’Tis the holiday season, when I constantly try to think up some new craft or decorating project for the kids to do. This year I literally ran into an idea. We were visiting family in Las Vegas for Thanksgiving, and while I was out for a jog one morning I happened upon scads of pinecones!

Festive Scene
Homemade decorations make extra-special gifts for Grandma!
Photo Credit: Sarah Landicho
Spreading Glue
The kids love messing with the glue – just make sure to use the child-friendly, washable kind!
Photo Credit: Sarah Landicho
Shake that pinecone
Shake that pinecone!
Photo Credit: Sarah Landicho
Rudolph the Red-Nosed Pinecone
Meet Rudolph the Red-Nosed Pinecone.
Photo Credit: Sarah Landicho

Yes, pinecones are everywhere around my mother-in-law’s home and neighborhood. And as I passed pinecone after pinecone during my run, I started thinking about all the holiday ornaments we could make with them. My kids have always loved picking up pinecones whenever we’re out on one of our walks, so that’s just what I thought we’d do – go on a pinecone treasure hunt. So later that afternoon we pulled out a basket and off we went.

When we returned, we sorted through the lot, looking for the best of the bunch. Then I gently washed off the good ones and soaked them for a few hours in a big bowl of water. (I wanted to make sure any creepy-crawlies hiding inside wouldn’t be around to interfere with our crafting follies.) I let the pinecones dry out overnight and into the next day.

Then it was off to the local craft store. I didn’t need many supplies for what I had in mind: just some washable glue, a variety of glitter, some festive pipe cleaners, ribbon, googly eyes, some little white pom-poms and sealable plastic bags.

Once the pinecones were completely dry, we were ready to start our project. I cleared a big space off the table and covered it with newspaper. Then the girls each chose a pinecone, and together we covered their selections in glue. (The girls loved spreading the sticky coating all over those big seeds!) After washing their hands, they picked their glitter (which I shook out into a baggie for each of them), dropped their pinecones inside and happily shook their bags until the pinecones were covered with sparkles. Then we just pulled them out and set them on some paper to dry. The girls cheerfully repeated the process several more times.

These glitter-covered beauties make great instant “trees” for your Christmas train tracks or for a mini Christmas town. But you can also decorate the pinecones with sequins and other craft supplies to create miniature Christmas trees. Or you can string a little ribbon around them for sparkling decorations to hang on your own tree branches.

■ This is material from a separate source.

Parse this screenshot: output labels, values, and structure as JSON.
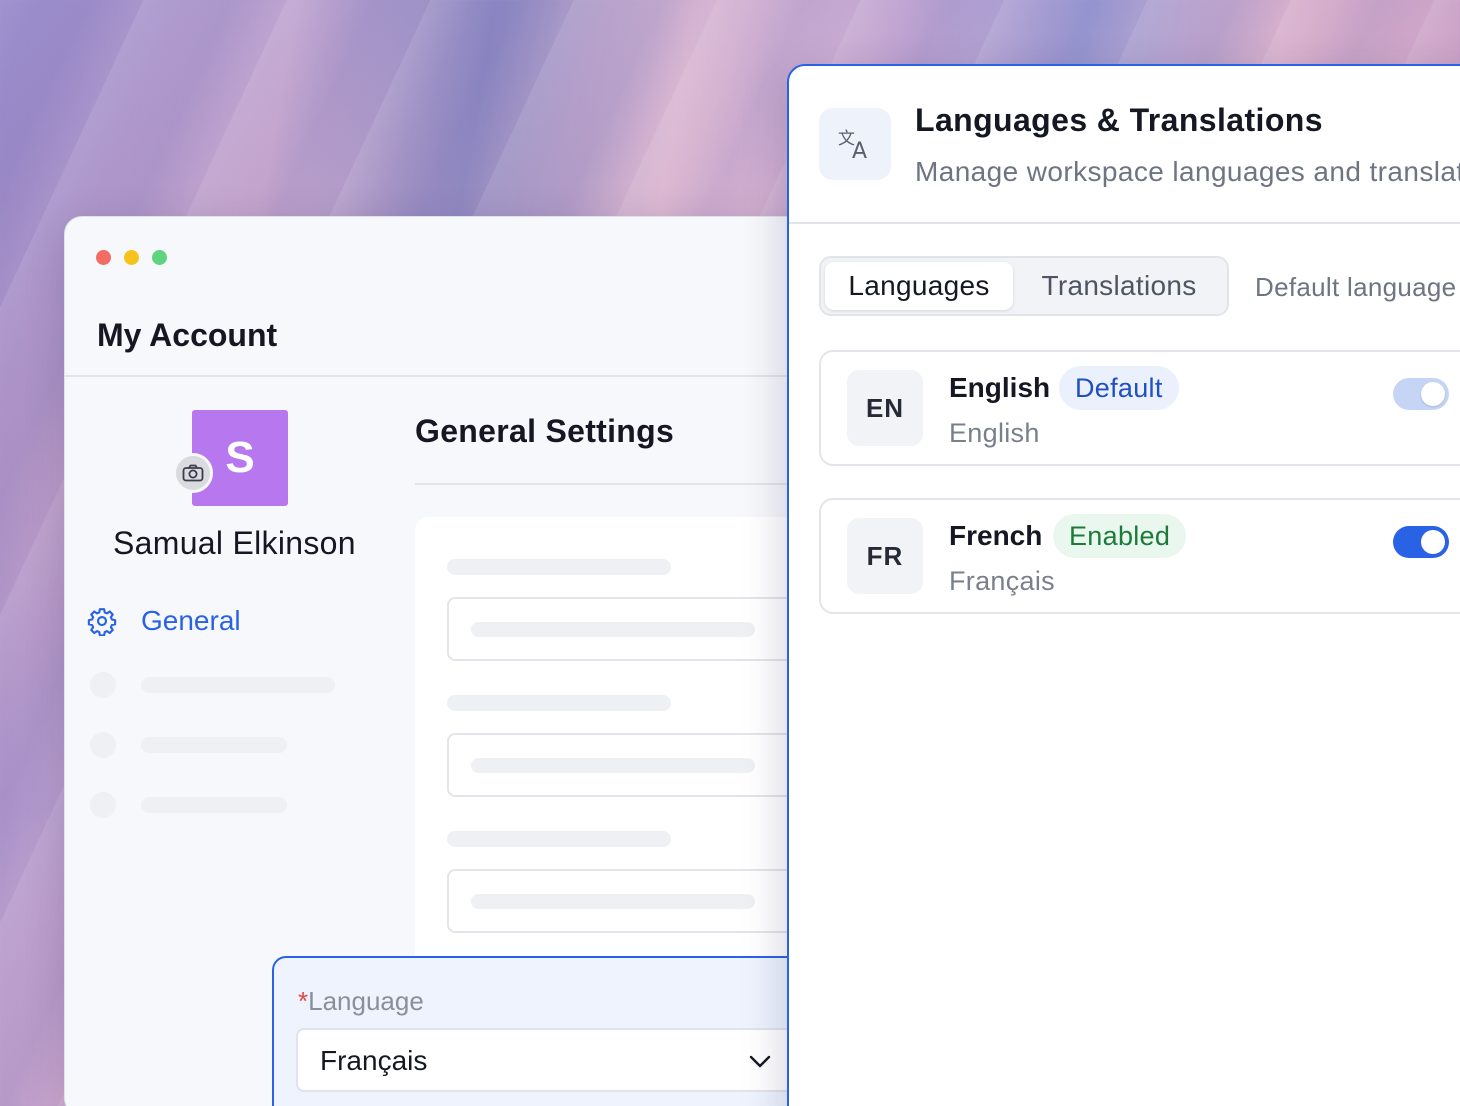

But my daughters and I weren’t ready to stop there. Another decorating idea we had was to create figurines out of our pinecones. The girls love Rudolph the Red-Nosed Reindeer, so we thought a Santa Claus and Rudolph would be just the thing for Grandma’s house. (These decorations were a bit trickier for 4- and 6-year-old fingers, though, so I took over the bulk of these projects while the girls worked on some other holiday ornaments.)

Rudolph came first. He just needed two googly eyes and a few pipe cleaners (two brown, one gold and a sparkly red). I simply twisted the gold pipe cleaner into antlers and wound it around his pinecone “head.” Then I wrapped the two brown ones around the deer’s body to give him some legs. Then I cut off a small piece of the red pipe cleaner and wound it onto the pinecone for that famous glowing nose. The girls helped glue his eyes on. And voilà! Instant Rudolph. (The girls think he looks a little too chubby to fly, but he’s pretty darn cute!)

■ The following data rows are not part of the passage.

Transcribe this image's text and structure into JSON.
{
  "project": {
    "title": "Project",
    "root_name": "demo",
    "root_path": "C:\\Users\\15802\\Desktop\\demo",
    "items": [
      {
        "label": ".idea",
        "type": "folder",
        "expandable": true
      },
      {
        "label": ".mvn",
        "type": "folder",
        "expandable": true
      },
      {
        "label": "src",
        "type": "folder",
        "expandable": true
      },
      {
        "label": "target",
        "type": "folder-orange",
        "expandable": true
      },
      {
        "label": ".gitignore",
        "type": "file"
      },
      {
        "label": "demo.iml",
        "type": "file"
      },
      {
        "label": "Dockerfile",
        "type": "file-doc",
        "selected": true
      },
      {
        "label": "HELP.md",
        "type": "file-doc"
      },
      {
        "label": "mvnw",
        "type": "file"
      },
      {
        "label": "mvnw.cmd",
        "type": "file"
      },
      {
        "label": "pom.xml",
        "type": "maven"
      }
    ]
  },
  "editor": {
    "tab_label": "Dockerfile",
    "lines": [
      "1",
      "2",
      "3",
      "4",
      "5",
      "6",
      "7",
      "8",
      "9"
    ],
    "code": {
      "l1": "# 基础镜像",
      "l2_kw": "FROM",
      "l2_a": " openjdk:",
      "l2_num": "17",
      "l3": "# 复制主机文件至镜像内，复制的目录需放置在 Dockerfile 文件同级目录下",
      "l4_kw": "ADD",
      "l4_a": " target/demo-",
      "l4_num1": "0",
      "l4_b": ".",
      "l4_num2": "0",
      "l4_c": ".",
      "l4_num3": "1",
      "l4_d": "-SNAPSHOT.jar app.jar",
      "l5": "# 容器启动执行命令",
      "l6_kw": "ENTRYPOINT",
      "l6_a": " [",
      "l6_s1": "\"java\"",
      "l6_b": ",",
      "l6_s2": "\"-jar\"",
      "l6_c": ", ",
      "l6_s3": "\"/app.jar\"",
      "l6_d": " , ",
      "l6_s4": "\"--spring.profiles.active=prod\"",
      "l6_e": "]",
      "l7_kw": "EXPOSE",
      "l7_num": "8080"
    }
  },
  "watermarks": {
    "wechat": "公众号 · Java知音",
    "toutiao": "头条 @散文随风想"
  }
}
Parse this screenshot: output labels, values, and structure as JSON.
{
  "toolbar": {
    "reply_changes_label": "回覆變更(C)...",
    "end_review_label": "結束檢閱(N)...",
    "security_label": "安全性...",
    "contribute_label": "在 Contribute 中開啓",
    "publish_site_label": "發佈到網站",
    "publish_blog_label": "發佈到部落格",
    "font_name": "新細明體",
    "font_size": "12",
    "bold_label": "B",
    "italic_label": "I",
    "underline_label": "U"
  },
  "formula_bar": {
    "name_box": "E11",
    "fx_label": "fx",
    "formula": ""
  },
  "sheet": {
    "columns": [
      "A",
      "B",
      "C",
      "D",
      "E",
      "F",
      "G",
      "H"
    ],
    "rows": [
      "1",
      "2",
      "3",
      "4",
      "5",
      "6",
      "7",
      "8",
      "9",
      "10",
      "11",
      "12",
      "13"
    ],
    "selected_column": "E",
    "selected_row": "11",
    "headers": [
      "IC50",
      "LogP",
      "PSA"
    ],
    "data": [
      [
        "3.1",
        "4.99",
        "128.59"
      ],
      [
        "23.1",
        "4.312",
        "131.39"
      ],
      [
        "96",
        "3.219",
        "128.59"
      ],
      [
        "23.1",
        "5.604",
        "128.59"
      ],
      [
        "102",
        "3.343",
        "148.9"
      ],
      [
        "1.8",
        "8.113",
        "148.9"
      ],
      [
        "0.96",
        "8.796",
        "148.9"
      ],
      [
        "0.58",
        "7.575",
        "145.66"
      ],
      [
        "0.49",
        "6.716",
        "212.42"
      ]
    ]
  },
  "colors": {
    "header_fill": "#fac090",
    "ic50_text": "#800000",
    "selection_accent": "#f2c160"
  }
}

Pinecone Santa was a bit more of a challenge. First, I use several red pipe cleaners to wind up a Santa hat. Then I glued it to the top of the pinecone (admittedly, a bit tricky). Next, I used two more red pipe cleaners to create Santa’s arms and legs. Once I got the proportions right, I glued in the little white pompoms around the head to create the jolly ol’ elf’s hair and beard.

Next came the difficult part: winding more red pipe cleaners around the pinecone to create Santa’s suit. (Note to self: Next time just buy red glitter and do the glue-and-shaker-bag trick like we did with our pinecone trees and ornaments. Much easier!) Next came a brown pipe cleaner belt with a gold buckle, followed by those fun googly eyes.

We also made a pinecone Christmas angel, in much the same way. We used pipe cleaners to create her wings and halo, and another to give her a belt (which we used to attach said wings and halo). Then we brought all of our creations together to make a festive holiday scene for Grandma.

All in all, it was a rather merry scene, and it was a great source of entertainment for the whole family. We had such a blast creating them out in Vegas, we’ll be making some more at home for our own holiday celebration here. (And this time, I’ll buy the red glitter.)